Arab leaders say the pact signed by Washington and Doha is not enough to resolve the crisis. Diplomatic and commercial sanctions remain in force until Doha complies to the "just" demands. Qatar recalls that it is the only country in the region that has signed a document against terrorism. Al Jazeera's campaign for freedom of the press continues.
Doha (AsiaNews) - The deal signed by Qatar and the United States on countering terrorism and aimed at breaking down funding channels for militia groups is "inadequate" according to the leaders of the four Arab countries that have imposed a series of sanctions on the Arab Emirates. The crisis between Riyadh and Doha has been ongoing now for more than a month. Hence the decision to confirm the economic and commercial measures against Qatar until Doha complies with the "just" demands for "security in the region".
In a note, Saudi Arabia, Bahrain, Egypt and the United Arab Emirates (Eau) state that the memorandum of intent announced in Doha during the visit of US Secretary of State Rex Tillerson is "the result of pressures and repeated appeals." The goal of the four states and their allies, continues the statement released yesterday, is to persuade Qatar to "stop supporting terrorism". "The pace is inadequate," the leaders of the Arab bloc agree, adding that priority will be "to carefully monitor the seriousness of Doha authorities" in countering all forms of funding, support, and hospitality to terrorism. Qatar's commitment so far "is not worthy of trust" because in the past the emirate had never complied with this kind of agreement. Hence the final appeal for a "rigorous scrutiny" and the warning for Doha to "return to the right path".

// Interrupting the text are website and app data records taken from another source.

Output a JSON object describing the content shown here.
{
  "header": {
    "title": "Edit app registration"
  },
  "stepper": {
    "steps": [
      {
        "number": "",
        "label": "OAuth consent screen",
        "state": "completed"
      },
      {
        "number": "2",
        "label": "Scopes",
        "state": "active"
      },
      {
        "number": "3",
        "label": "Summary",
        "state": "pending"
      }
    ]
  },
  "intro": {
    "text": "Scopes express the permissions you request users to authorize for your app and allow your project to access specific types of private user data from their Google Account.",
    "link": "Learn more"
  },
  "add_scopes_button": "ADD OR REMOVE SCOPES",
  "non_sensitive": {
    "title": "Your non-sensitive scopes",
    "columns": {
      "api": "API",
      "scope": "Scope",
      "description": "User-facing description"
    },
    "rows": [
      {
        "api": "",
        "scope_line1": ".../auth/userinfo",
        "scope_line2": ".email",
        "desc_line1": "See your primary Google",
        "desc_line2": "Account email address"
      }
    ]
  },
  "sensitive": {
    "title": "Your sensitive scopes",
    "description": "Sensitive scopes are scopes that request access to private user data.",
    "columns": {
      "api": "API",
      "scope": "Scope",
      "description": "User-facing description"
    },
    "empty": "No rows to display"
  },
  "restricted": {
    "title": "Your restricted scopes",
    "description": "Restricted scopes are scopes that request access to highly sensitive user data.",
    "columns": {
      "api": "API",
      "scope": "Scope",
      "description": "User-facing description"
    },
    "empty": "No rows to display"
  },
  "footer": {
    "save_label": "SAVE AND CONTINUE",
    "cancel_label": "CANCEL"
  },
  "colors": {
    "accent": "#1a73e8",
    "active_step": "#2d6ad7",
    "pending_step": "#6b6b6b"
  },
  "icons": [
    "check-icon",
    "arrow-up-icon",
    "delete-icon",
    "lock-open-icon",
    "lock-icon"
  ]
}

The official statement by the Gulf Allies follows the anti-terrorist agreement reached earlier by Tillerson and Doha Foreign Minister Mohammed bin Abdulrahman Al-Thani during an official meeting in Qatar's capital. For the US Secretary of State it is based on the decisions taken in May at the Riyadh summit, whose goal was to "wipe terrorism from the face of the earth". The Qatar diplomacy chief recalled that his country was the first in the Middle East to sign an anti-terrorist deal with Washington and invites nations who are "besieging" Doha to do the same.

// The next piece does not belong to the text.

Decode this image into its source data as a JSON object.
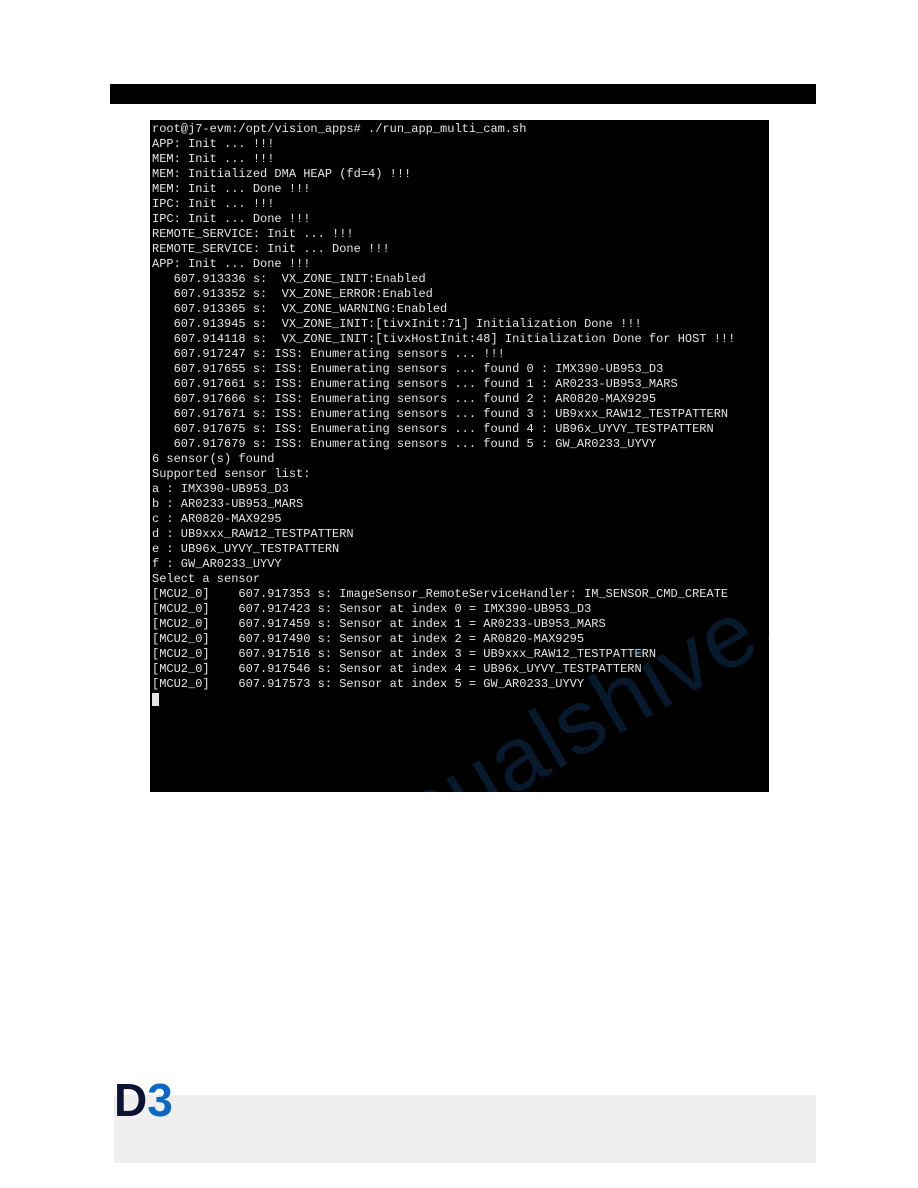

In spite of the efforts of international diplomacy and US engagement, the crisis between Qatar and Saudi Arabia shows no sign of abating. The controversy also involves the Qatari Al Jazeera, satellite channel, which Riyadh wants to close down. Hence the press freedom campaign launched by the TV , which has reached over 53 million social users worldwide. The video accompanying the initiative and posted on YouTube in just a few days has exceeded 32 million views, under the slogan "Journalism is not a crime".